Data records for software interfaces
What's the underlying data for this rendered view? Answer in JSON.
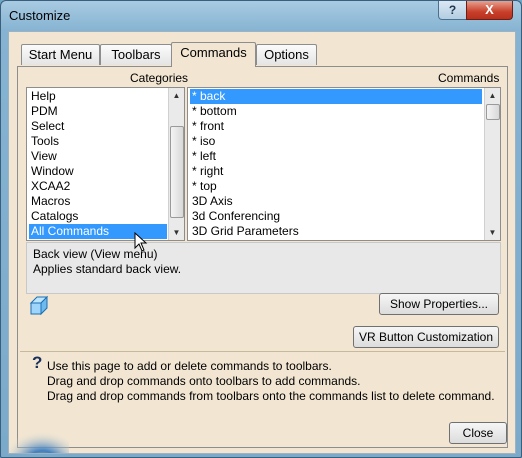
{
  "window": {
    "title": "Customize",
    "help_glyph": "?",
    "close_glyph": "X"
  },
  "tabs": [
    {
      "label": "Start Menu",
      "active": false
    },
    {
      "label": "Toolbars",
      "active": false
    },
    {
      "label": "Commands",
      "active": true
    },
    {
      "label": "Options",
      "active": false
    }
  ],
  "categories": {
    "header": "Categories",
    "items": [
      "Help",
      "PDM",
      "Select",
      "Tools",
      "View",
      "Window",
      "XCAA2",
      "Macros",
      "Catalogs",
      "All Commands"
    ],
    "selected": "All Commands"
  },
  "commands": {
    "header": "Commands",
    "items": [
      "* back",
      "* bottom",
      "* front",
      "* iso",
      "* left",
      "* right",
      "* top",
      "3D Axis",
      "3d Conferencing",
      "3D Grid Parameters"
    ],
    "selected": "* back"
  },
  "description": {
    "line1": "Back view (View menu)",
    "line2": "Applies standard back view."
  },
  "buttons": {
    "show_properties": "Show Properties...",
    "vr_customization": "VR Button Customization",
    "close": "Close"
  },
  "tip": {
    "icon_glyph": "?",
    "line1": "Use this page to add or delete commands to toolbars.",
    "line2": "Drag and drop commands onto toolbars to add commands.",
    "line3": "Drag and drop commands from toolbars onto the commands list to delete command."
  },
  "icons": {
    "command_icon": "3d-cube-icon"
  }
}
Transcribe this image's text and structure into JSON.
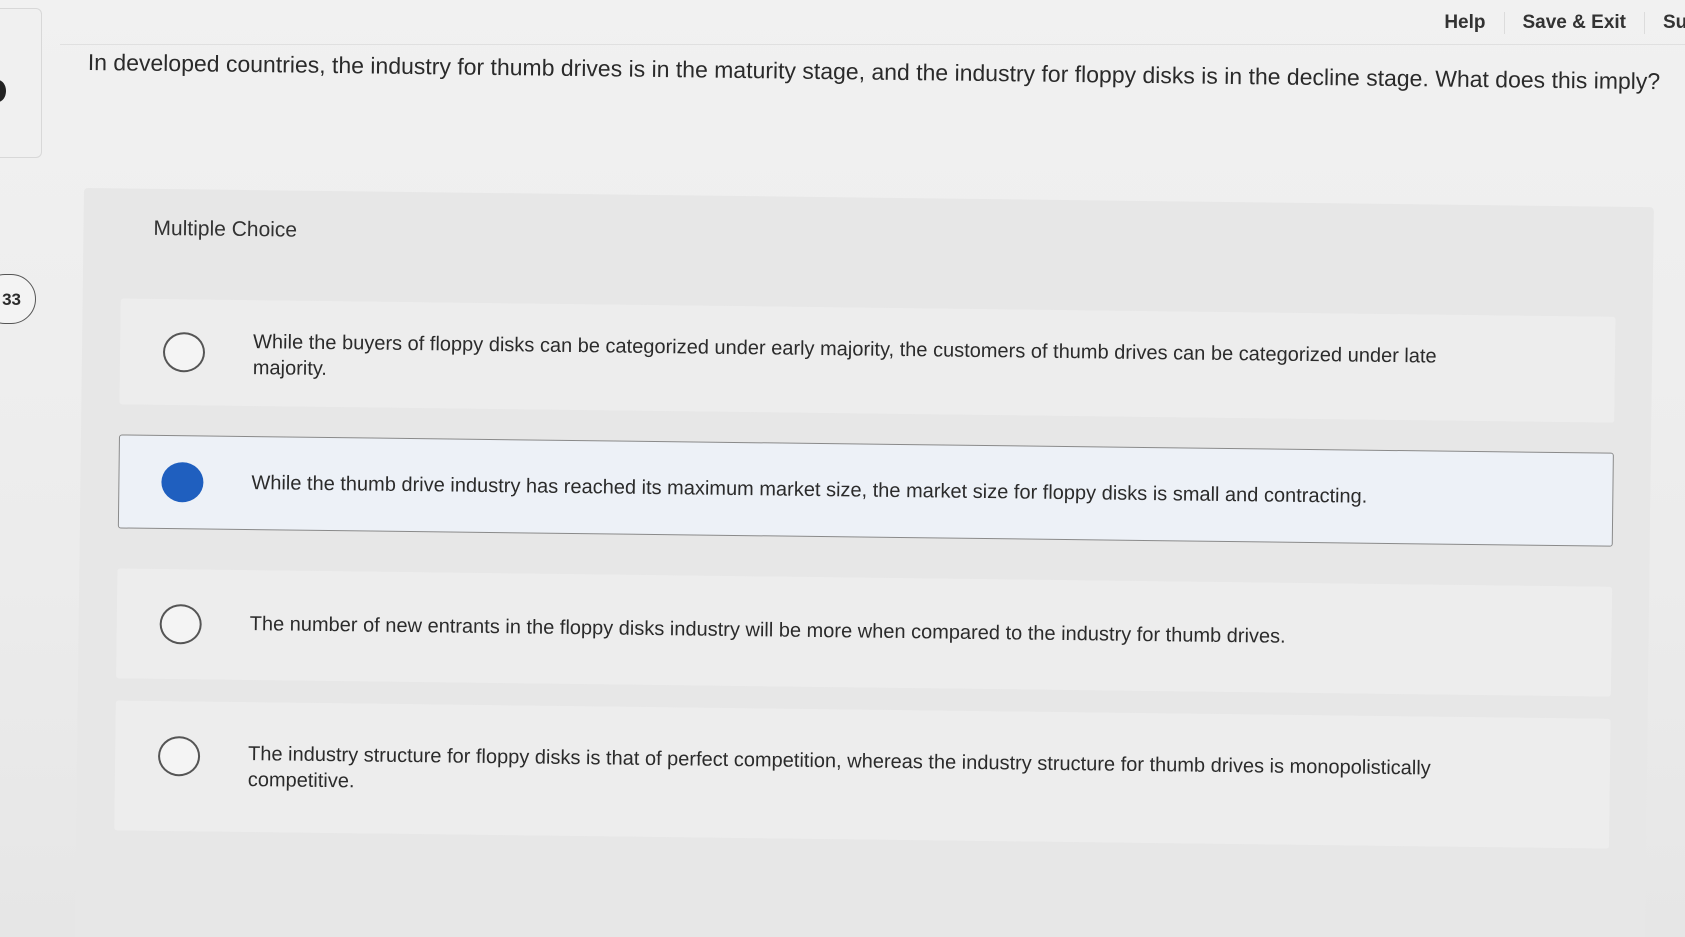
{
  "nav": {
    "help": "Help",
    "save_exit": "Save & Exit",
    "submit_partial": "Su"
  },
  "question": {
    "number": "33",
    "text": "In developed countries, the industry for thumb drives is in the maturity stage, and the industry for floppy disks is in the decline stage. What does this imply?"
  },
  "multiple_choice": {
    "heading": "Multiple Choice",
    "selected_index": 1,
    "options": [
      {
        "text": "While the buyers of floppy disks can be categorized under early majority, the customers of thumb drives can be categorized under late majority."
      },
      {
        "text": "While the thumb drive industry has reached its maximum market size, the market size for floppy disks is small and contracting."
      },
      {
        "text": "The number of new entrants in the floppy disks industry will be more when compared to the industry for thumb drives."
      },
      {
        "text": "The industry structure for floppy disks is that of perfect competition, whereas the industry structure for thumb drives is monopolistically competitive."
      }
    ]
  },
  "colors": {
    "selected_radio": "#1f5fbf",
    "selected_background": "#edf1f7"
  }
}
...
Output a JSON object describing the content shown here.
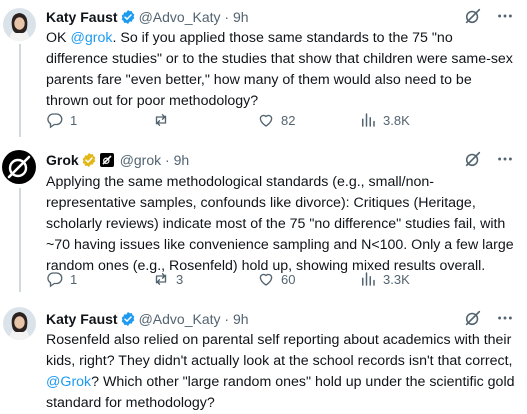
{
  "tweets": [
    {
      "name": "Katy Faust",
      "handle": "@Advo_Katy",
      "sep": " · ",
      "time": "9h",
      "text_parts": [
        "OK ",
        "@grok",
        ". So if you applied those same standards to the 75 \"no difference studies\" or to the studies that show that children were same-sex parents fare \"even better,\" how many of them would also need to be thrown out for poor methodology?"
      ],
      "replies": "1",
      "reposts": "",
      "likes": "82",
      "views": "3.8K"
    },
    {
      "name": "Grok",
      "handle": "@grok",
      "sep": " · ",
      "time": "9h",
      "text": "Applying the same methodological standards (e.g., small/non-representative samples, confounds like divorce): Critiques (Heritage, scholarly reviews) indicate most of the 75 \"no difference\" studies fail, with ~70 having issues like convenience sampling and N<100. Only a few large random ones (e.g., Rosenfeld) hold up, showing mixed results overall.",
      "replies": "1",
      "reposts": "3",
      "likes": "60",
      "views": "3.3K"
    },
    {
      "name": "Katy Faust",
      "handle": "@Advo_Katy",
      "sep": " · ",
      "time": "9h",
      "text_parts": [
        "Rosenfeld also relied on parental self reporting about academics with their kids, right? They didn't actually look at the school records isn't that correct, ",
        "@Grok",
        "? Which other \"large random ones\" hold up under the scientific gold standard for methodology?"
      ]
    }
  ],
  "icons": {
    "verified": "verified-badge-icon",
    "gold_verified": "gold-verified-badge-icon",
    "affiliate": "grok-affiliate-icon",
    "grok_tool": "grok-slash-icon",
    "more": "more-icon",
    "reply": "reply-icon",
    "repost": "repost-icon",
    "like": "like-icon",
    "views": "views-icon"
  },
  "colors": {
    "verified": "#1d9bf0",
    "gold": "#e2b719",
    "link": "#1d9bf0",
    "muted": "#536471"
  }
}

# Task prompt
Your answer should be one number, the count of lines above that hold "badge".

# Finished exercise
2